Microbiologist; U.S. Environmental Protection Agency

Office of Science and Technology

Washington, DC 20460


Dr. Lesley Vazquez-Coriano is a microbiologist at the US Environmental Protection Agency (EPA), Health and Ecological Criteria Division (HECD), Office of Science and Technology (OST), Office of Water in Washington, DC. As a microbiologist with OST, Lesley provides technical expertise regarding microbial contamination on the nation's drinking water under the Safe Drinking Water Act (SDWA) to other offices in the agency, to personnel from other government agencies and to non-governmental groups. In addition, she is the EPA/WHO Microbial Subcommittee Member and participates in advisory and planning conferences and meeting as a source of expertise on projects with the WHO such as the development of the Guidelines for Drinking Water Quality and the Microbial Risk Assessment Guidelines Harmonization efforts.

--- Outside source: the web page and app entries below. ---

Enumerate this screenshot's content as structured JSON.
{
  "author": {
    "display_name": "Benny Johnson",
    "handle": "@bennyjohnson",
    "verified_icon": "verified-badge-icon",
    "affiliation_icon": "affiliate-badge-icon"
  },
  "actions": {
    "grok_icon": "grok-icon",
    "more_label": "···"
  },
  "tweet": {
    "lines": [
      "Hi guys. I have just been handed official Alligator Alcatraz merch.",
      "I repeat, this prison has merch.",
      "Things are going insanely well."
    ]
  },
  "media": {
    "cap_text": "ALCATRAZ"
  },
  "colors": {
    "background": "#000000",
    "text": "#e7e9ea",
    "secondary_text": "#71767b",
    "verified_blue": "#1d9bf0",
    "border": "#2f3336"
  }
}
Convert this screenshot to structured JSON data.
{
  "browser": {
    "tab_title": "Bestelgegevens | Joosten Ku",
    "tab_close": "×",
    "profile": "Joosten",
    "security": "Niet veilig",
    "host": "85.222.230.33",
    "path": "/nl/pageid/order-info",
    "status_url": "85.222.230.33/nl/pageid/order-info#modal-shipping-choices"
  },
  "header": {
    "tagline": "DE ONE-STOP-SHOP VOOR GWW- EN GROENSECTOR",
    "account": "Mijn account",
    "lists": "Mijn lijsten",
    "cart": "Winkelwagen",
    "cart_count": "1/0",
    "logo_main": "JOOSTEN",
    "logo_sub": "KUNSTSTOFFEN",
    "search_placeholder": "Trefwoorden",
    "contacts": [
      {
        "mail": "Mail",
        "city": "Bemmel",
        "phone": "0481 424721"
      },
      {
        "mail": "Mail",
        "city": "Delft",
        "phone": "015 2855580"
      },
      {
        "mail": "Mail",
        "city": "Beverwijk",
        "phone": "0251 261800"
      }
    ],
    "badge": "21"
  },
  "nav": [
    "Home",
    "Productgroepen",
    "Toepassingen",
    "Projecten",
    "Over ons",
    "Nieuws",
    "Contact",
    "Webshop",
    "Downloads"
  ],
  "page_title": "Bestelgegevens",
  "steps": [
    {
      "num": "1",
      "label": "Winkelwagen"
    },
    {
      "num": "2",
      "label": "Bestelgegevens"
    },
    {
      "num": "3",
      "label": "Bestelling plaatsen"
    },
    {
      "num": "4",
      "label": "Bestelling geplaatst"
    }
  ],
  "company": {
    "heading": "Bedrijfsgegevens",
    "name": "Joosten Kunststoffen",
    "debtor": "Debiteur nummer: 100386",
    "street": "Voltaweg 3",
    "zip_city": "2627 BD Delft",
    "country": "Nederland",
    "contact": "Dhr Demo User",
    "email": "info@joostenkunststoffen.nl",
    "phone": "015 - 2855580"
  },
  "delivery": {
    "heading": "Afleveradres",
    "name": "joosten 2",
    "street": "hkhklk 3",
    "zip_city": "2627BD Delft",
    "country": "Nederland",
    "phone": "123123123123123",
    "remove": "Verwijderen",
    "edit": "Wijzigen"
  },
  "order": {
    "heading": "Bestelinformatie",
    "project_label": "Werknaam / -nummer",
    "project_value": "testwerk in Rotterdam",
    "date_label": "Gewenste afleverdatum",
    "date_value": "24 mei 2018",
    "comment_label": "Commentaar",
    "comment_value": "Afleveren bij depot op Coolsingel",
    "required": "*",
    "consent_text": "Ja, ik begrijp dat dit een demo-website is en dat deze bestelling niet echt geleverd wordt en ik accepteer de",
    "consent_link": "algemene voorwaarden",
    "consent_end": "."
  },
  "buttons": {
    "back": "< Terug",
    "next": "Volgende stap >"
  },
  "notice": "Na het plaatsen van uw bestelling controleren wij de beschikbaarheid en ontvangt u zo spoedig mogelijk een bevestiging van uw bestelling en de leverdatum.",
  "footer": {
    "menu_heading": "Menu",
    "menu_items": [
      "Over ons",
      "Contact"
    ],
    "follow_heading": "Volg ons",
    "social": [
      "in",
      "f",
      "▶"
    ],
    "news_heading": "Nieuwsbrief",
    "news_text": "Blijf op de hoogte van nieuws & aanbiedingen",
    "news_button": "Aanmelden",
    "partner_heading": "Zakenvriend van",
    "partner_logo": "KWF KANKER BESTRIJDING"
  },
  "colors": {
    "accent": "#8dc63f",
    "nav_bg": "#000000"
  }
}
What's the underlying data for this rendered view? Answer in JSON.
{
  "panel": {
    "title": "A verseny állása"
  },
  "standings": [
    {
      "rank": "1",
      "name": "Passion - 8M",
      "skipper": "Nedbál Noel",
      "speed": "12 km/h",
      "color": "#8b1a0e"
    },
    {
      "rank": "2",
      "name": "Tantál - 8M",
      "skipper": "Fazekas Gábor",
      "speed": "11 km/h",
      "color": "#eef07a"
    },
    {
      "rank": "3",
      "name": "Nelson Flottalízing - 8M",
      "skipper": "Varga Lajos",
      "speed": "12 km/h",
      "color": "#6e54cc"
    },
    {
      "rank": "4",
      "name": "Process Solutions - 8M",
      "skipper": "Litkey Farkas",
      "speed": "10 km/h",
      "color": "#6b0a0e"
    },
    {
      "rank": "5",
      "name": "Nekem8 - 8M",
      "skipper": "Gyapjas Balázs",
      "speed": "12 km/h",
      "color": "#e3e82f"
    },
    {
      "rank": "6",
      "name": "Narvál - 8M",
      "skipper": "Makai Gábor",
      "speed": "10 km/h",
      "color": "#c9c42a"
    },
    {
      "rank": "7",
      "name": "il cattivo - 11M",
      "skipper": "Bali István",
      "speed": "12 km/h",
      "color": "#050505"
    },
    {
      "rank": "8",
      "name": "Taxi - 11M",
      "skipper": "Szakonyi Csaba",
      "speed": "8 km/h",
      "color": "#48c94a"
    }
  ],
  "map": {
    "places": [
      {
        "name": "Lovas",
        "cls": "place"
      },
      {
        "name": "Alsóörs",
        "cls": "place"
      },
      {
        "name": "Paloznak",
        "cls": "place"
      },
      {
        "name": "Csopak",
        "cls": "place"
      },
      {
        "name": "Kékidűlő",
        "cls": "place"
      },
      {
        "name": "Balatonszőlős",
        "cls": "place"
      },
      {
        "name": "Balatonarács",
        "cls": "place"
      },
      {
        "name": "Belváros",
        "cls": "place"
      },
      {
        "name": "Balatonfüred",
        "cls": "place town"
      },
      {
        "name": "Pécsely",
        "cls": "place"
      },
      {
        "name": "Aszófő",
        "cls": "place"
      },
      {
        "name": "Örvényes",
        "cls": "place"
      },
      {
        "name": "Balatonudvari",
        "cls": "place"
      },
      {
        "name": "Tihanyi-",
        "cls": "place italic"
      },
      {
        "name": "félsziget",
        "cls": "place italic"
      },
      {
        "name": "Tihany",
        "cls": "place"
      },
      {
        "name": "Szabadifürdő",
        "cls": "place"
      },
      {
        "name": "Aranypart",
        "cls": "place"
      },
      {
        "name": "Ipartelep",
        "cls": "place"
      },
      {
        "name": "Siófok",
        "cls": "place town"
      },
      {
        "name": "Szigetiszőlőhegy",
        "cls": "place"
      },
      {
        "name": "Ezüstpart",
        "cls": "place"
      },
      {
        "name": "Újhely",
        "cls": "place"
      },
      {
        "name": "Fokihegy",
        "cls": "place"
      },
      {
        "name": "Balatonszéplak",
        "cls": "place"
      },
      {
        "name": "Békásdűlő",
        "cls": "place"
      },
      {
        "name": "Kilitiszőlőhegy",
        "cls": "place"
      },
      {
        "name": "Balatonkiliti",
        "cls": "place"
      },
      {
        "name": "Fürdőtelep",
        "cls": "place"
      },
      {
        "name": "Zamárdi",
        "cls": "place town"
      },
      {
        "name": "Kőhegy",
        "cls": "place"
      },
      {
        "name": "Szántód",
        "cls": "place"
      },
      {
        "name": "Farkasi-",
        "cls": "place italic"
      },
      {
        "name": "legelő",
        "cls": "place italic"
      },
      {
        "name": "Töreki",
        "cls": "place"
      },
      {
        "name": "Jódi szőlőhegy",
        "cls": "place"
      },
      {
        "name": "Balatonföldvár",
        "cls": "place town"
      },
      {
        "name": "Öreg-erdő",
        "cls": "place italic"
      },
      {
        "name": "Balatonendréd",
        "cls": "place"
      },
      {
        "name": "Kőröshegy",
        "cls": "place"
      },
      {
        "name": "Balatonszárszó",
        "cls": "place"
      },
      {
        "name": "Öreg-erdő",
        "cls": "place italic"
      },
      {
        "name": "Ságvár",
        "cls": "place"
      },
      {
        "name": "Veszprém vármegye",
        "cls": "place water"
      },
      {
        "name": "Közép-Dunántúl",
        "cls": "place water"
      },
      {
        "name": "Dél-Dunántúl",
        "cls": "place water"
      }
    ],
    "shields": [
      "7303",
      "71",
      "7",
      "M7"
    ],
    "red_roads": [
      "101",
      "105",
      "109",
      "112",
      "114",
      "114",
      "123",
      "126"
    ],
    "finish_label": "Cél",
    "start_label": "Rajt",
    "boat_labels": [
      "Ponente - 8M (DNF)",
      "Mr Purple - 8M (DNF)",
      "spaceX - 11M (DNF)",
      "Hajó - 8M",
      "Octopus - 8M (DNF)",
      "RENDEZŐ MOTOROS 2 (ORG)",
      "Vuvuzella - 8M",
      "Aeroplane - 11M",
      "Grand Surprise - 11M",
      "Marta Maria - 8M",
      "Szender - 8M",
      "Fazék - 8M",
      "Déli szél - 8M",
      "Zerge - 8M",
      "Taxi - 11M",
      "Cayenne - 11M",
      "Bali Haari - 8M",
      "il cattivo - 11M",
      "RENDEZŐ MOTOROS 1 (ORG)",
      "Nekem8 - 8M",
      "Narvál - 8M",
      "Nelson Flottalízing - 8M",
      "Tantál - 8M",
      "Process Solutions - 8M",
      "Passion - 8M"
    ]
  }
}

Lesley is also the Office of Water lead in coordinating with EPA Regions and other federal partners such as the Centers for Disease Control and Prevention (CDC) on the issues related to Cyanobacteria Harmful Algal Blooms (cyanoHABs).


Lesley received her BS in Industrial Microbiology, her MS in Environmental Health and her Dr.PH with a concentration in Environmental Health from the University of Puerto Rico. In addition to working with EPA, Lesley is an Adjunct Professor of Environmental Health at George Mason University.


Leadership Development Opportunities

It was a pleasure to be part of the EPHLI fellowship. Throughout the year, I was exposed to activities and projects that gave me wonderful opportunities to learn valuable lessons and to develop my analytical and leadership skills. The combination of a challenging leadership project, the exposure to highly prepared and skilled public health professionals and a supportive learning environment from the coaches and mentors are the foundation of this fellowship. The EPHLI staff was very responsive facilitating my learning process. I am thankful to my mentor John McLeod for his invaluable support and collaboration all through the fellowship. He and the coaches always challenged me to look and work on my project using the systems thinking process, allowing me to develop a set of skills that I will use throughout my public health career and to gain insight into my specific area of interest. This experience was priceless. I would strongly recommend the EPHLI fellowship to any public health professional seeking to gain and develop leadership capabilities.